### [What is required]
Search the records for the string "outline", then copy each line that has it.

*** Opening of Task material ***

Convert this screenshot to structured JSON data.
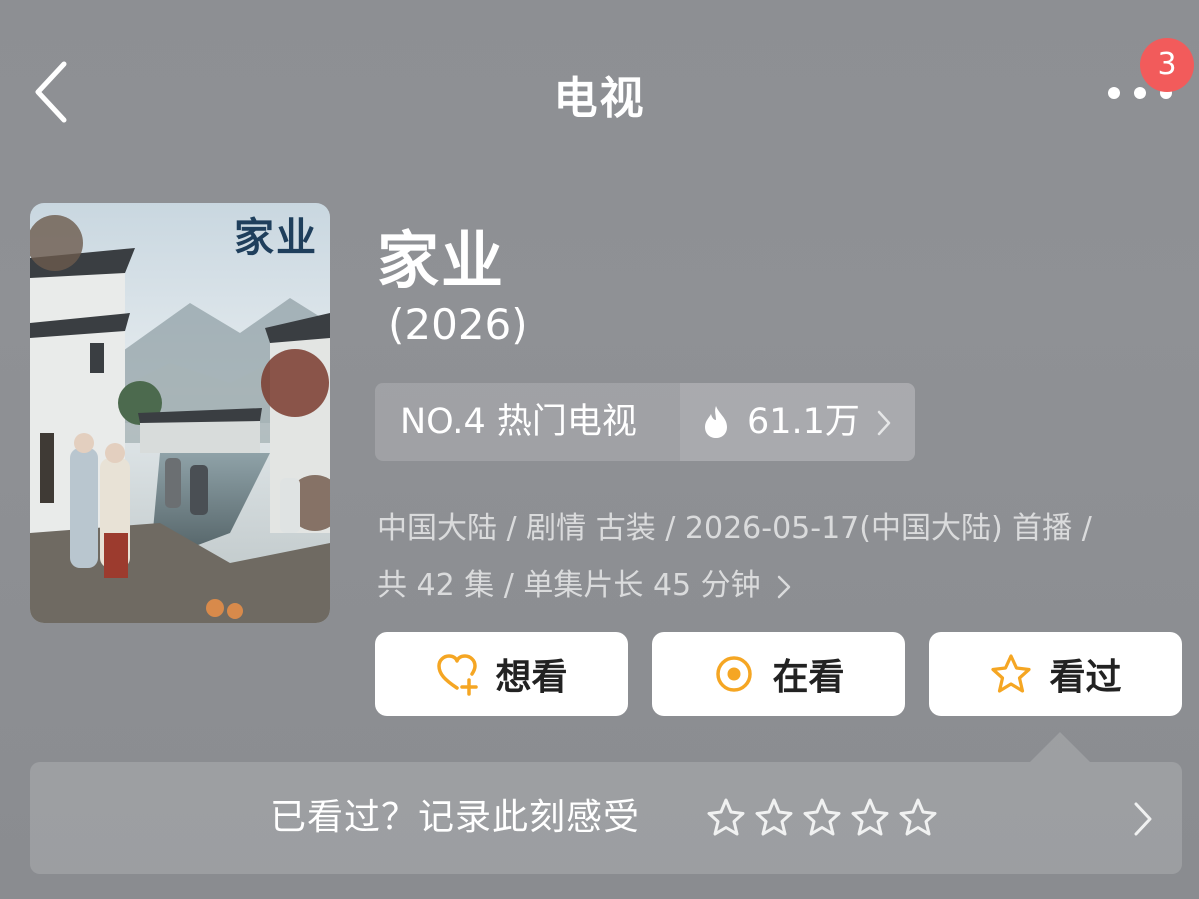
{
  "header": {
    "title": "电视",
    "back_icon": "chevron-left-icon",
    "more_icon": "more-horizontal-icon",
    "notification_count": "3"
  },
  "poster": {
    "title_text": "家业"
  },
  "show": {
    "name": "家业",
    "year": "(2026)"
  },
  "ranking": {
    "label": "NO.4 热门电视",
    "heat_value": "61.1万",
    "heat_icon": "flame-icon"
  },
  "meta": {
    "line1": "中国大陆 / 剧情 古装 / 2026-05-17(中国大陆) 首播 /",
    "line2": "共 42 集 / 单集片长 45 分钟"
  },
  "actions": {
    "want": {
      "label": "想看",
      "icon": "heart-plus-icon"
    },
    "watching": {
      "label": "在看",
      "icon": "target-circle-icon"
    },
    "watched": {
      "label": "看过",
      "icon": "star-outline-icon"
    }
  },
  "rating": {
    "prompt": "已看过？记录此刻感受",
    "stars": 5,
    "star_icon": "star-outline-icon"
  },
  "colors": {
    "accent": "#f5a623",
    "badge": "#f25b5b",
    "background": "#8e9094"
  }
}
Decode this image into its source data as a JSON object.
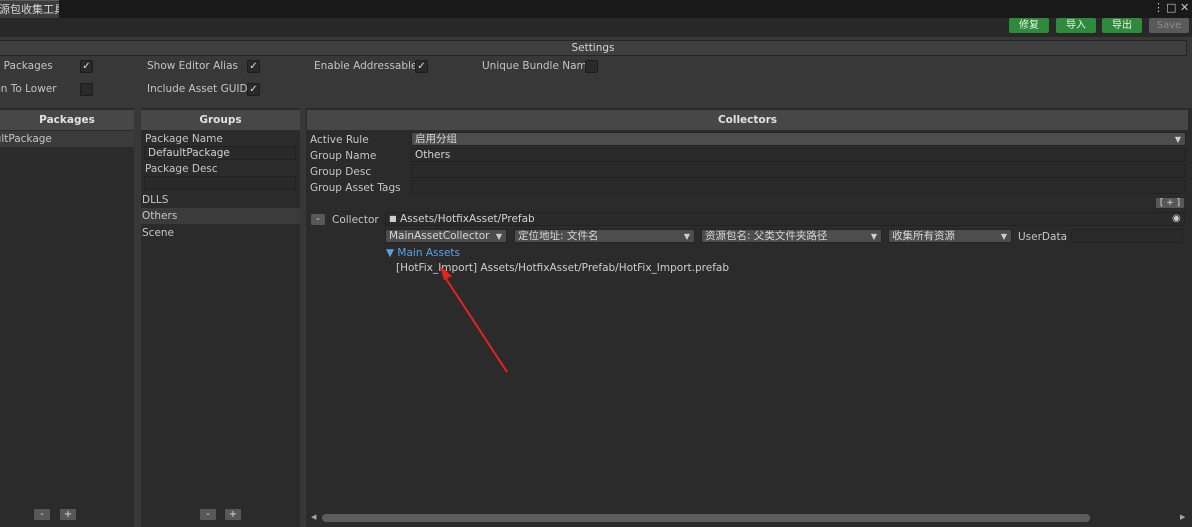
{
  "window": {
    "tab_title": "资源包收集工具",
    "menu_icon": "⋮",
    "maximize_icon": "□",
    "close_icon": "✕"
  },
  "toolbar": {
    "fix_label": "修复",
    "import_label": "导入",
    "export_label": "导出",
    "save_label": "Save"
  },
  "settings": {
    "header": "Settings",
    "options": {
      "show_packages": {
        "label": "Show Packages",
        "checked": true
      },
      "show_editor_alias": {
        "label": "Show Editor Alias",
        "checked": true
      },
      "enable_addressable": {
        "label": "Enable Addressable",
        "checked": true
      },
      "unique_bundle_name": {
        "label": "Unique Bundle Name",
        "checked": false
      },
      "location_to_lower": {
        "label": "Location To Lower",
        "checked": false
      },
      "include_asset_guid": {
        "label": "Include Asset GUID",
        "checked": true
      }
    },
    "check_mark": "✓"
  },
  "packages": {
    "header": "Packages",
    "items": [
      "DefaultPackage"
    ],
    "remove_label": "-",
    "add_label": "+"
  },
  "groups": {
    "header": "Groups",
    "package_name_label": "Package Name",
    "package_name_value": "DefaultPackage",
    "package_desc_label": "Package Desc",
    "package_desc_value": "",
    "items": [
      "DLLS",
      "Others",
      "Scene"
    ],
    "remove_label": "-",
    "add_label": "+"
  },
  "collectors": {
    "header": "Collectors",
    "active_rule_label": "Active Rule",
    "active_rule_value": "启用分组",
    "group_name_label": "Group Name",
    "group_name_value": "Others",
    "group_desc_label": "Group Desc",
    "group_desc_value": "",
    "group_tags_label": "Group Asset Tags",
    "group_tags_value": "",
    "add_collector_label": "[ + ]",
    "collector": {
      "remove_label": "-",
      "label": "Collector",
      "folder_icon": "■",
      "path": "Assets/HotfixAsset/Prefab",
      "target_icon": "◉",
      "collector_type": "MainAssetCollector",
      "address_rule": "定位地址: 文件名",
      "pack_rule": "资源包名: 父类文件夹路径",
      "filter_rule": "收集所有资源",
      "user_data_label": "UserData",
      "user_data_value": "",
      "main_assets_label": "▼ Main Assets",
      "main_assets": [
        "[HotFix_Import] Assets/HotfixAsset/Prefab/HotFix_Import.prefab"
      ]
    }
  },
  "scrollbar": {
    "left_arrow": "◀",
    "right_arrow": "▶"
  },
  "colors": {
    "accent_green": "#2f8a3b",
    "link_blue": "#5aa0ea",
    "annotation_red": "#e8231e"
  }
}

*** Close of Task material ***

### [Response area]
      "icon": "star-outline-icon"
    "star_icon": "star-outline-icon"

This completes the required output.